       criminal offense, and therefore, his violations were not merely technical

       violations and his proportionality argument is inapposite.

[11]   Probation is a matter of grace and a conditional liberty that is a favor, not a

       right. Cox v. State, 

706 N.E.2d 547

, 549 (Ind. 1999). “Once a trial court has

       exercised its grace by ordering probation rather than incarceration, the judge

       should have considerable leeway in deciding how to proceed.” Prewitt v. State,


878 N.E.2d 184

, 188 (Ind. 2007). Indiana Code section 35-38-2-3(h) offers the

       trial court the following options when it finds a defendant has violated the terms

       of his probation: (1) “[c]ontinue the person on probation, with or without

       modifying or enlarging the conditions[,]” (2) “[e]xtend the person’s

       probationary period for not more than one (1) year beyond the original

       probationary period[,]” or (3) “[o]rder execution of all or part of the sentence

       that was suspended at the time of initial sentencing.” Thus, a trial court has

       great latitude to fashion the terms of a probation violation sanction.

[12]   Here, less than two weeks after being placed on probation, Jones had consumed

       alcohol, his electronic monitoring unit shut down at least four times, he missed

       an appointment with his supervisor, and he committed a new offense by

       exposing himself on the street.
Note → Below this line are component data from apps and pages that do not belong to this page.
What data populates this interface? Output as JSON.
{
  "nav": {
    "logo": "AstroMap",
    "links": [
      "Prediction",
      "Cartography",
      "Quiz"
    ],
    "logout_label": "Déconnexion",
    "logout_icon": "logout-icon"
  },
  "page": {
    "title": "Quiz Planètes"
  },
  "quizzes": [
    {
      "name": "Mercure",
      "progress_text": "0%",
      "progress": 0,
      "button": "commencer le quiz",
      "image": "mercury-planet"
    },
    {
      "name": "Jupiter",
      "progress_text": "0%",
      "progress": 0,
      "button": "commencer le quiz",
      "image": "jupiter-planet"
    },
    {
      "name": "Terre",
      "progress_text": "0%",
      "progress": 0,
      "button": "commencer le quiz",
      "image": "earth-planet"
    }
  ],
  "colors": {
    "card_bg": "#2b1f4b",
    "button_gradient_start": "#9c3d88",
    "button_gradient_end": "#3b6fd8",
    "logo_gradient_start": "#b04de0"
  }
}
The trial court was well within its discretion to

       determine that Jones had abused the grace previously offered to him and to

       Court of Appeals of Indiana | Memorandum Decision 20A-CR-705 | October 21, 2020   Page 8 of 9
       revoke a substantial portion of his previously suspended sentence.2 See Terpstra

       v. State, 

138 N.E.3d 278

, 289-90 (Ind. Ct. App. 2019) (affirming trial court’s

       imposition of entire previously suspended sentence because defendant’s

       commission of a new offense less than a year after being placed on probation

       was not a mere technical violation of the terms of probation), trans. denied.

[13]   The State met its burden of proving by a preponderance of the evidence that

       Jones had violated his probation and the terms of his community corrections

       placement by committing a new criminal offense and the trial court therefore

       did not abuse its discretion in revoking his probation or in imposing a sanction

       for the violation. Accordingly, the judgment of the trial court is affirmed.

[14]   Affirmed.

       Crone, J., and Brown, J., concur.

         We do acknowledge that the fact Jones was homeless and living in a shelter probably contributed to his
       failure to keep his electronic monitoring device charged and made home detention a dubious choice in the
       first place. However, the trial court did not revoke Jones’ probation and impose a sanction primarily because
       of that violation. Moreover, his mental health issues may have contributed to his behavior. Nonetheless, the
       State did prove a violation and it is possible that the DOC, a significant provider of mental health services, is
       the best place for Jones to be.

       Court of Appeals of Indiana | Memorandum Decision 20A-CR-705 | October 21, 2020                      Page 9 of 9
Share Review:
Yes it is. Based on the user review published on, it is strongly advised to avoid Jerry Lee Jones v. State of Indiana (mem. dec.) in any dealing and transaction.
Not really. In spite of the review published here, there has been no response from Jerry Lee Jones v. State of Indiana (mem. dec.). Lack of accountability is a major factor in determining trust.
Because unlike, other websites get paid to remove negative reviews and replace them with fake positive ones.
Jerry Lee Jones v. State of Indiana (mem. dec.) is rated 1 out of 5 based on the reviews submitted by our users and is marked as POOR.
Never trust websites which offer a shady ‘advocacy package’ to businesses. Search for relevant reviews on Ripoff Report and Pissed Consumer to see more unbiased reviews.